Why is My Computer So Slow?
How long does it take to start your desktop or laptop? The answer depends on many factors but hopefully, it’s not taking you 10 minutes just to see your wallpaper. I’m a fanatic when it comes to a computer’s performance. I love to get the most out of a machine using already existing hardware and free software to optimize performance and stability.
This is a quick guide to help you understand how today’s latest technology can get so bogged down.
Here are some common causes:
– Hard drive fragmentation
– Physical hard drive failure
– No free space available
– More than one anti-virus
Also, read: The Right Computer For You?
Hard drive fragmentation
Think of your hard drive as your office. It would take a long time to find the right files you need to work with. If your hard drive is fragmented, the same truth applies. When in this condition, Windows is frantically searching your drive for the files it needs to run. If out of order and misplaced, this can cause slowness. There are a few utilities out there that will clean up this state of your drive and be the maid when it comes to putting your files where they need to be. My personal favorite is Defraggler. Head on over there and grab a free copy. Once you have Defraggler installed, let it analyze your drive. This is to give you an idea of how fragmented your hard drive is. Do this at least once every few months. It depends on how often you use your computer, but do not overdo it. Running a defragmenter is heavy wear and tear on your hard drive so do not run it every day.
Physical hard drive failure
Speaking of wear and tear, think of your hard drive as a tire on your car. The more you drive on it, the faster it’s going to wear down and need replacement. Hard drives have a CD like platters stacked on top one another that spin at a very fast rate. So it’s a moving part, and all electrical and mechanical devices with moving parts are sooner to failing event. Even before failing, the platters in the drives can become unreadable much like audio CDs with smudges on the bottom of the disks. When you play a CD in this condition, your music skips right? Much like your computer will when asked to do certain tasks. This can cause your OS to freeze up with a BSOD (Blue Screen of Death) error, or extreme slowness. To test this theory, you need software that can detect reading or writing errors. Most of the professional grade applications are a little pricey but worth their cost.
No free space available

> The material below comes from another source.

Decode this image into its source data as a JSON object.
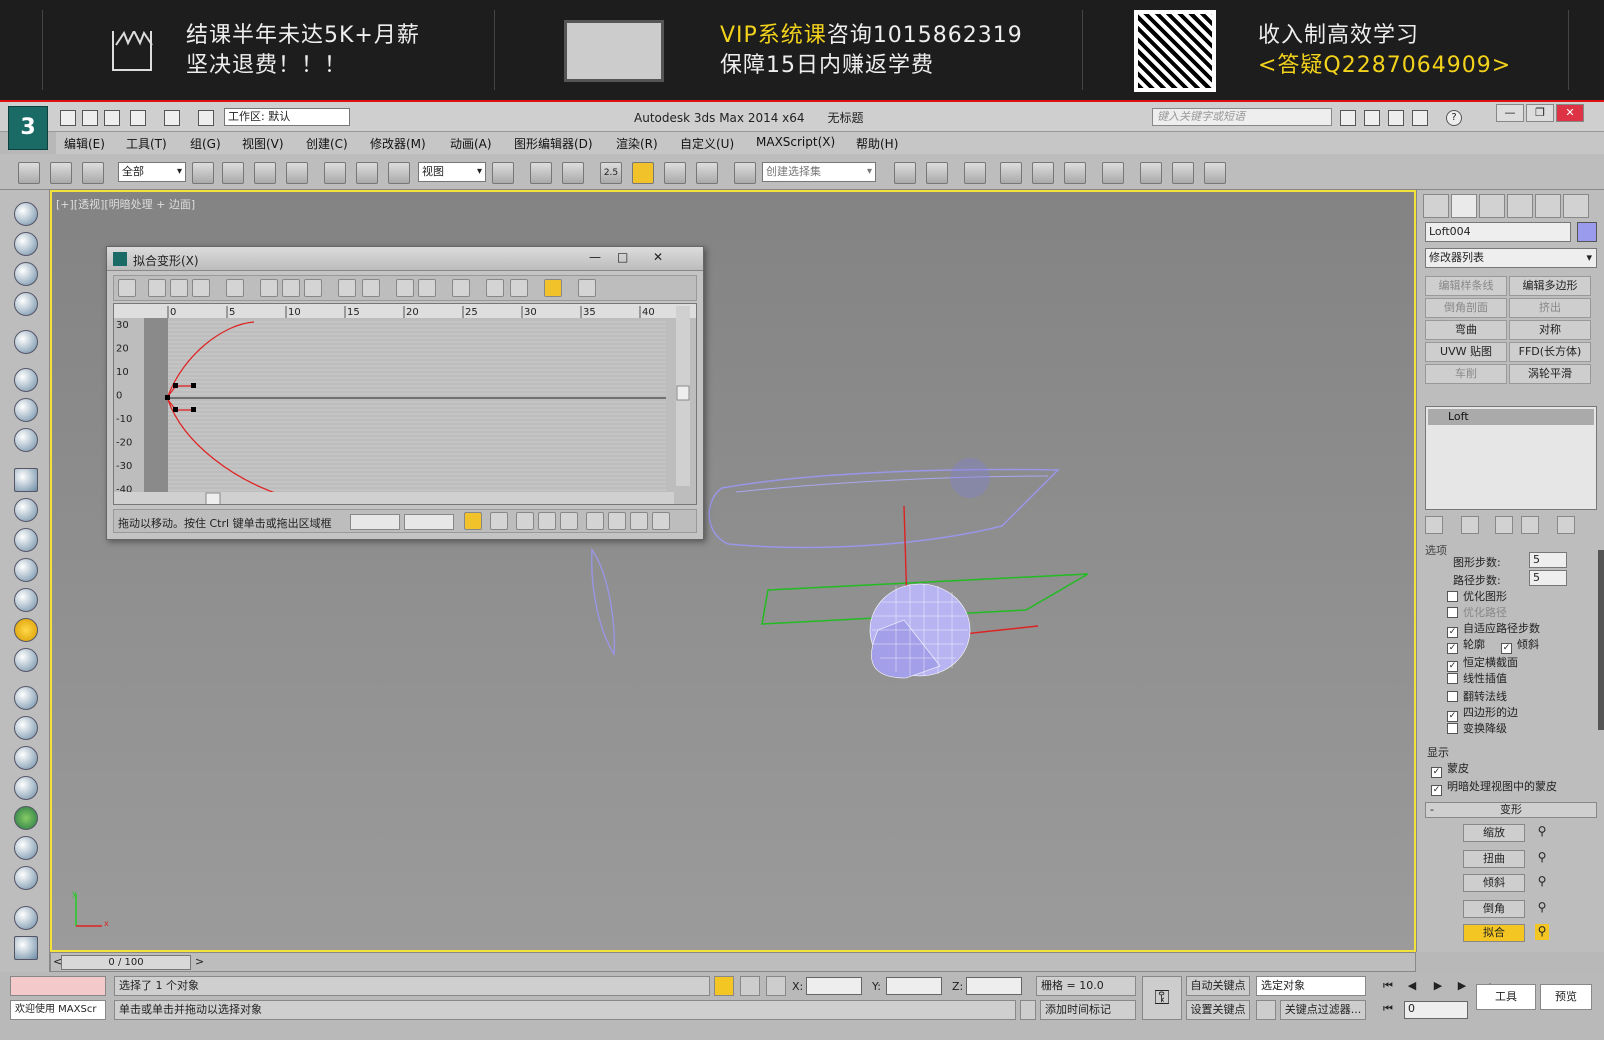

Again, using the office analogy, how effective would your work be on the same desk cluttered with papers and supplies? You need elbow room. Room to write on paper and room for your keyboard. A computer needs elbow room. At least 10% of your hard drive should be free for your operating system (ig Windows) and software to shuffle files around. You can start cleaning up unneeded files right now. For Windows users, run its built-in program called Disk Cleanup. Typically this is found under the Start menu; All Programs; Accessories; System Tools; Disk Cleanup. Or on Vista / Windows 7 just click Start and search for Disk Cleanup. Also, run CCleaner which is from the same folks that brought you Defraggler. It is an excellent cleanup utility that can clean up some of the clutter that Windows generates its self. Including logs, browser history and other miscellaneous items that I promise you will not miss.
The only item I suggest you consider is your browser form and saved passwords history. Many will want to keep this.
More than one anti-virus
Two is better than one, right? Not always. Not when it comes to two anti-virus applications dedicated to protecting your computer from viruses, from … the same viruses. Most anti-virus products provide some sort of “on access scanning”. Meaning, once you open a file, plug in a USB thumb drive, or download something from the internet the anti-virus will automatically scan it in the background. This is a needed and important service, but if you have two products installed scanning the same files, it will slow your computer down quickly.
This cause of slowness definitely describes it’s own guide. But for now, let’s talk about how a little basic malware can slow down your day to day tasks on your computer. Malware is short for malicious software and is the umbrella term for when talking about viruses, worms, spyware, and other malicious and unwanted software. Malware can be downloaded and installed on your computer with a single click of a button. In some cases, it is hidden deep under the innocent appearance of a game’s interface and it can be installed right in front of you. At other times malware can dress up as a friendly anti-virus asking you to purchase it’s full version so you can get ripped off even more. As I said, this topic requires a separate guide of its own as this can get very detailed and complex. Your machine could possibly be infected with a popular malware object that is easily picked up simply by clicking on a banner ad on a website. To make sure you are clean, run one or both of these two scanners:
Spybot – Search and Destroy
Malwarebytes – Anti-Malware
Both are great scanners and they will find the sneakiest of viruses and spyware. And they are free!